Along with assisting in the management of the schools, Guedes also competes as much as he can. His attitude about it is healthy and positive. “I love competition,” he says, “I think it’s a good way to challenge myself and learn Jiu-Jitsu. Every time I step on the mats, I feel I’m already a better Jiu-Jitsu practitioner. I train hard, test myself, and try to do my best. The preparation for the tournament is what makes the tournament exciting for me.”
After the 2010 Pan, Guedes attended the GB Instructor’s meeting with Master Carlos. At the end of the meeting, he was promoted to brown belt. It was a much-appreciated surprise. “Having Master Carlos there was so special,” Guedes says, “Flavio gave my belt to him so he could put it around my waist. It was a great feeling. It was touching to see Professor Flavio become emotional about giving it to me. I’m very proud to be his brown belt. There’s a lot more responsibility that comes with it. I will try to do my best.”

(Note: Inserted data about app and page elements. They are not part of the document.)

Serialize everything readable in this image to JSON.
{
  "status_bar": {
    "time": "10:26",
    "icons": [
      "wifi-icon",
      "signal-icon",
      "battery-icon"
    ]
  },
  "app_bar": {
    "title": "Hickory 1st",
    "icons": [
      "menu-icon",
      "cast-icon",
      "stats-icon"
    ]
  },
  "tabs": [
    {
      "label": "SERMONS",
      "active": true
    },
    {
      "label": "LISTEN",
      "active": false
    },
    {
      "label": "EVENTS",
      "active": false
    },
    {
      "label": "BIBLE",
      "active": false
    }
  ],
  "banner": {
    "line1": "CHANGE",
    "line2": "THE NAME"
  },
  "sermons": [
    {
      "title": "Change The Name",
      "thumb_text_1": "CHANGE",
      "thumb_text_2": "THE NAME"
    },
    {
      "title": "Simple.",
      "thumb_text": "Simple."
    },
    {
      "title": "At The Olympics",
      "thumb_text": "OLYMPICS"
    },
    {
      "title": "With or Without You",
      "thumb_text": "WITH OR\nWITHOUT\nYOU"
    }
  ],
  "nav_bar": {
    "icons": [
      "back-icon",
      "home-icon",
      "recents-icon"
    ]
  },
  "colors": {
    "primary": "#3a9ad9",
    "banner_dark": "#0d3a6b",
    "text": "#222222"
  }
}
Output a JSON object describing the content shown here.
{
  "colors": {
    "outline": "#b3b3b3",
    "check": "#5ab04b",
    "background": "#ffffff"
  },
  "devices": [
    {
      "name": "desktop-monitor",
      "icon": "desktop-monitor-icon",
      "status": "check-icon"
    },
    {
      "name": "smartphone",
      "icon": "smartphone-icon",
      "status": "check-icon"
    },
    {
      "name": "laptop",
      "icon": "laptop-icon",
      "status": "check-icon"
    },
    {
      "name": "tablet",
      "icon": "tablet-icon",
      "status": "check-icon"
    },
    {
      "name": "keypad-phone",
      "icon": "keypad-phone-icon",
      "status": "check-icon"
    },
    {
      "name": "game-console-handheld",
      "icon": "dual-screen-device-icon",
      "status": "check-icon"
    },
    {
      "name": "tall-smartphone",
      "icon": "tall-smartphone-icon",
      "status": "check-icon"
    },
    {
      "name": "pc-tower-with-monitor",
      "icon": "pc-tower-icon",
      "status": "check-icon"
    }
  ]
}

Looking back on his journey, Guedes sees the connection and similarities between his dentistry path and his chosen Jiu-Jitsu course. “I have always been interested in people,” he says, “The connection between body and mind, and ways to learn more to help them. That was my main drive when I decided to become a dentist. I wanted to help cure diseases and to help them feel better physically, to fix a smile and raise their self-esteem – overall, to help people improve their lives. And with Jiu-Jitsu I have the same feeling, I can help people to be physically healthier; and a lot more than that, I can help them to fell better about themselfs, more confident, help them to build stronger relationships with family and friends, to guide them in the right direction and be a positive influence on their lives, so with Jiu-Jitsu it’s not just the physical and mental, but also the “spiritual” path to reaching people’s hearts. And it is very exciting.”